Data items
*-*-*
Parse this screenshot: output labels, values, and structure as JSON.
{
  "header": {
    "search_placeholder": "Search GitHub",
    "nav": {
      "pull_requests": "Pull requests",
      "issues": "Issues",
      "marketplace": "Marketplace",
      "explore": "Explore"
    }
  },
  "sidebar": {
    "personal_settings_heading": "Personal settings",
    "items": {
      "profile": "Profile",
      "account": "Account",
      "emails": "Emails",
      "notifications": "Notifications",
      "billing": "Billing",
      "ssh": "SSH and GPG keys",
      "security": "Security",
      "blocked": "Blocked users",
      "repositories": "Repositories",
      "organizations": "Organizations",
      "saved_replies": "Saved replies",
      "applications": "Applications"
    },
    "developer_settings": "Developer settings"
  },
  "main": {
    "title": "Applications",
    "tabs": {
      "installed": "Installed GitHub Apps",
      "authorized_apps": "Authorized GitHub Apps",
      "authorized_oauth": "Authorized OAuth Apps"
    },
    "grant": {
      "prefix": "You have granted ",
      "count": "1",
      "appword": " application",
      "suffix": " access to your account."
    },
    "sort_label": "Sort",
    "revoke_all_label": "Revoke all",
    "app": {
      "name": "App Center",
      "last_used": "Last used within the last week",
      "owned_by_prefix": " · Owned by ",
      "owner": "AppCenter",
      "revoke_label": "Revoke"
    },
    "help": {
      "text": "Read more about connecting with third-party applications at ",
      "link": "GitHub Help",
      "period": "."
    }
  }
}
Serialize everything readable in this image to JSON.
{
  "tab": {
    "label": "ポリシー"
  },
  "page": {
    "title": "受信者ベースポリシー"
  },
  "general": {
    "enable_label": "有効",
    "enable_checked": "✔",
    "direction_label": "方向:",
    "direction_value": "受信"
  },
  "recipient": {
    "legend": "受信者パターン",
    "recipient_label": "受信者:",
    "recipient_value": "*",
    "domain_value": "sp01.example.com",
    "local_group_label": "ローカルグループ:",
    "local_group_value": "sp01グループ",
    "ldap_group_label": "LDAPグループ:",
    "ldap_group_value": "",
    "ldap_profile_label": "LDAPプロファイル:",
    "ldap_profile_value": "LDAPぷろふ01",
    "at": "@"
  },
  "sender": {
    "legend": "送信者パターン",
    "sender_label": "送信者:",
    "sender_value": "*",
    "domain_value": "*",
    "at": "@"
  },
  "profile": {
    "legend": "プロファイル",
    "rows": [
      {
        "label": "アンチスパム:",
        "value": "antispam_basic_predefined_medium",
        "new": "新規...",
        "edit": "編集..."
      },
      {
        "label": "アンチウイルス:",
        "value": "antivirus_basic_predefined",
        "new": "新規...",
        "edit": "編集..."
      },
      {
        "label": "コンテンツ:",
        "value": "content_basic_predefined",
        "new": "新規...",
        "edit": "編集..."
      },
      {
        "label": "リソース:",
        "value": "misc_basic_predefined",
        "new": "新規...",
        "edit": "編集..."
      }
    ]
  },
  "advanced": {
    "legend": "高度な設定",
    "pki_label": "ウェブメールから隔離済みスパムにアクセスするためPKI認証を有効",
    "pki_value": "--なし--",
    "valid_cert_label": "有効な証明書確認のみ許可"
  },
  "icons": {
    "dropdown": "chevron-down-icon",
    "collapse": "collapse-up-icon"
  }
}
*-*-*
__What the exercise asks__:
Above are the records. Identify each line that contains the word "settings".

__Result for this task__:
    "personal_settings_heading": "Personal settings",
    "developer_settings": "Developer settings"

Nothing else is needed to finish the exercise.